The HIV/AIDS crisis, which dominated news coverage beginning in the 1980s with its terrifying death rates, furious street activism and muscular grassroots response that built a national array of service organizations, has now been eclipsed by a new viral threat.
In less than two years, the COVID-19 pandemic has killed more Americans than have died from HIV and AIDS in 40 years: roughly 740,000 compared to 700,000.
This grim milestone is a lot for me to absorb. I have devoted my entire adult life to fighting HIV/AIDS, personally and professionally. I am a gay man who was diagnosed as HIV positive in 1985, only weeks after the HIV antibody test became available. At the time, I was 24 years old and living in West Hollywood, California — an epicenter of that gathering plague.
I didn’t need to be told my diagnosis was a death sentence. That was in plain evidence throughout my close-knit gay community. My favorite bartender, the teller at my local bank, my workout partner at the gym, all disappeared with the suddenness of a horrific rapture. My prayers to somehow survive were answered with the death of people terribly close to me. I have been a voice for people living with HIV ever since.
There is much to compare and contrast between HIV and COVID, but let me lead with this: Tragedy isn’t a contest. There is plenty of misery to go around. More than a million families in this country are grieving a profound loss from one of these epidemics or the other.
My encompassing worldview is informed by the maturity that survival has bestowed upon me, but it is an evolution that hasn’t come easily. Activism is a selfish business. It has to be. For 35 years I have been laser focused on convincing people of the threat of HIV while promoting compassion for those living with the virus. Only with the deadliest years of AIDS in the rearview mirror, and with COVID figures surging higher each day, am I reminded that it isn’t always about me and the disease that changed my life.
While it is true that HIV struck the gay community with wrenching precision — imagine if all 740,000 COVID deaths happened, say, only to people who lived in your state — there are commonalities between the two epidemics that are both frustrating and instructive.
In both cases, our government made choices that caused people to die unnecessarily, either through inaction or ineptitude. Both epidemics disproportionately affect the marginalized and the undervalued among us, whether they be gay, racial minorities, drug addicts, old or infirm. The failures of our health care and public health systems have driven the mortality rates even higher.

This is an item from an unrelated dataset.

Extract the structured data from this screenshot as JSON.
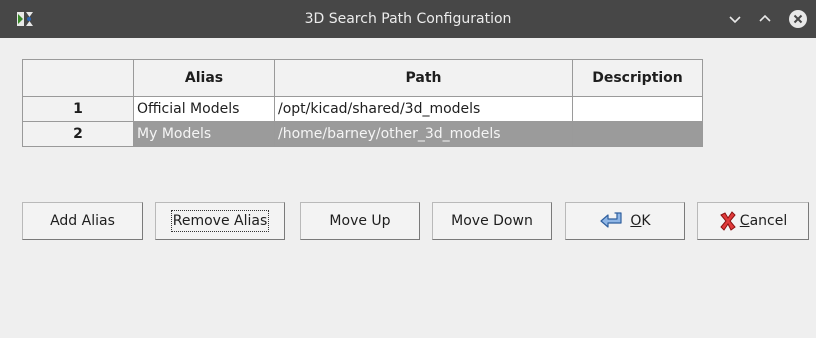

Still, this new COVID milestone also presents a collaborative opportunity. Just as people living with HIV have built powerful coalitions like the U.S. People Living with HIV Caucus, coronavirus patient-centered groups, like the Long COVID Alliance, have been formed recently to address their medical, social and policy needs. People living with HIV have a great deal of institutional wisdom in that regard to share with them.
HIV advocacy groups understand how to build networks of people living with a chronic disease from scratch. We’ve also known the desperation of searching for effective treatments and alerting people to the long-term effects of our condition. And yes, we are science and fact based, resisting the curious allure of folk cures and wackadoodles, and we are always pushing researchers for the next generation of medications.
Surviving HIV comes at a price that I am glad to pay. I simply need to keep giving back. In this case, I will extend a hand to those affected by a tragically similar epidemic and work to achieve our common goals, together.
Mark S. King (email@example.com) is a Baltimore resident who received the 2020 GLAAD Media Award for his My Fabulous Disease website (marksking.com), which chronicles his life as a long-term survivor of HIV.